Joe's System for Avalanche Avoidance, January 2016
1) Communicate with Clients
Lack of communication is a core problem in most avalanche accidents. There are many aspects to good pre-trip communication with clients. These are the aspects I am working on now, until they become habit:
Send pre-trip letter to client.
Discuss objective and options with client.
Discuss risks with client.
View and discuss weather with client.
View and discuss avalanche advisory with client.
2) Attend Guide Meetings
The morning guide meeting is an important step to processing information before going into the field. Since I mostly work by myself, the guide meeting is often just me, at 5:30 am at home or in the sleeping bag. I review the weather, snow and avalanche conditions, the group and the plan. When possible, I join Chugach Powder Guides in Girdwood for their morning meeting.
3) Practice Avalanche Companion Rescue with Clients
Before going near avalanche terrain, I practice companion rescue with every client. I do the same for glacier skiing. Before moving on glaciers, I practice building snow anchors for crevasse rescue with each client.
4) Apply Terrain Progression

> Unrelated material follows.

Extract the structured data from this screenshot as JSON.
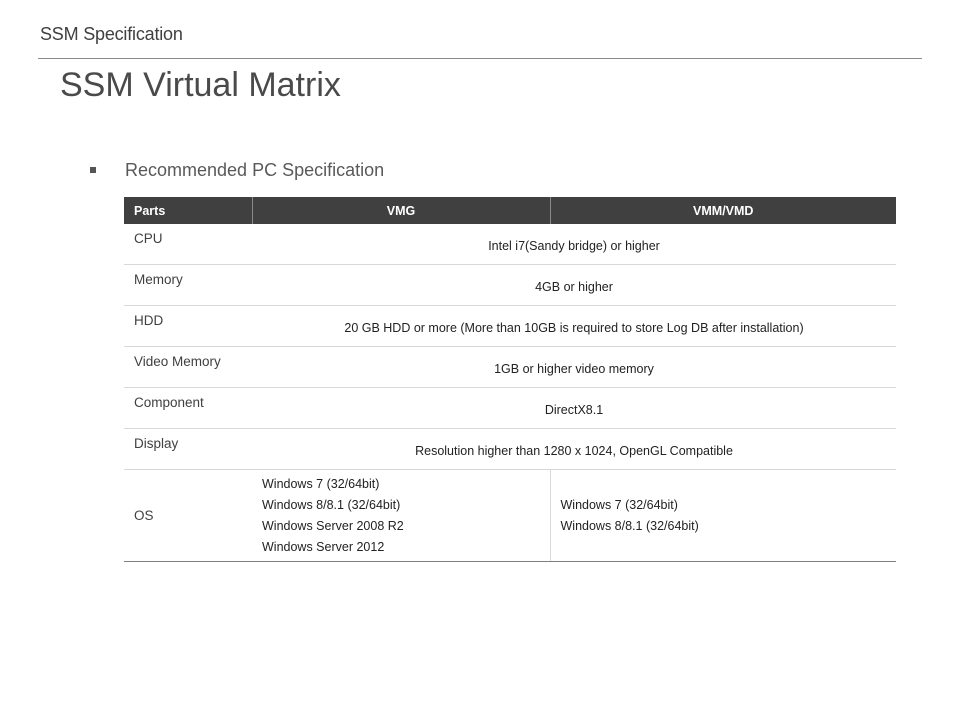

Alaska ski guide Brad Cosgrove first explained terrain progression to me. Brad said to start every day, and every trip, mellow. This is akin to skiing at a resort where you warm up with some groomers, hit your most challenging run toward the end of the day, and then warm down for the last run. While backcountry skiing, I apply terrain progression by starting on easier terrain and ramping it up if conditions and the group allow. Before every trip, I explain terrain progression to clients so they understand how it works.
5) Use Strategic Mindset Terms with Clients
In Yin, Yang and You, Roger Atkins describes seven mindsets for integrating human factors into decision-making. For example, when a big storm clears and while collecting information, you'll be in assessment mindset. After a few days of stepping out mindset with no signs of snow instability, you may enter open season mindset and go for it. I use this terminology with clients so they better understand our status relative to avalanche danger.
6) Pause Before Skiing
I pause and think before diving into each run. Standing there on the ridge, I create what McCammon calls a pre-mortem. I ask myself, "If this slope avalanches, what clues would I have missed?" I pick out the dumb mistakes from my imagined obituary and try to correct those mistakes before they happen. Southcentral Alaskans can ask themselves: "What would Medred say?"
7) Ski Test Every Run
I ski test every run, to keep it a habit. Ski testing is similar to ski cutting done by ski patrollers, but different. You're not trying to start an avalanche. Rather you're starting the run defensively with a couple zig-zags, aiming toward your escape route just in case the slope does release. As Larry Goldie explains in Off Piste, a ski test is "one last test before we fully commit to the slope.... a tool … used to further minimize the risk while skiing."
What are your human factors? What is your system to address those human factors? Write it down on your coffee cup. Stick to it. And let it evolve.
Morning Meeting, The Importance of a Clear Plan and Conditions Dialogue, by Larry Goldie, Off Piste, October 2015.
Avalanche Essentials, by Bruce Tremper, Mountaineers Books.
The Daily Rituals of Avalanche Professionals, by Sarah Carpenter.
Yin, Yang and You, by Roger Atkins. Proceedings of the 2014 ISSW, pages 210-217.
A Question of Risk, by Drew Hardesty, blackdiamondequipment.com.
Decision Making in the Wild, NOLS, by Ian McCammon, May 18, 2015.
The Biggest Secret Your Avalanche Instructor Never Mentioned: The Ski Cut, by Larry Goldie, Off Piste, December 2013, pages 20-21.
Mountain Skills: Be Ready with Team and Routine, by Brennan LaGasse, Backcountry, January 2016.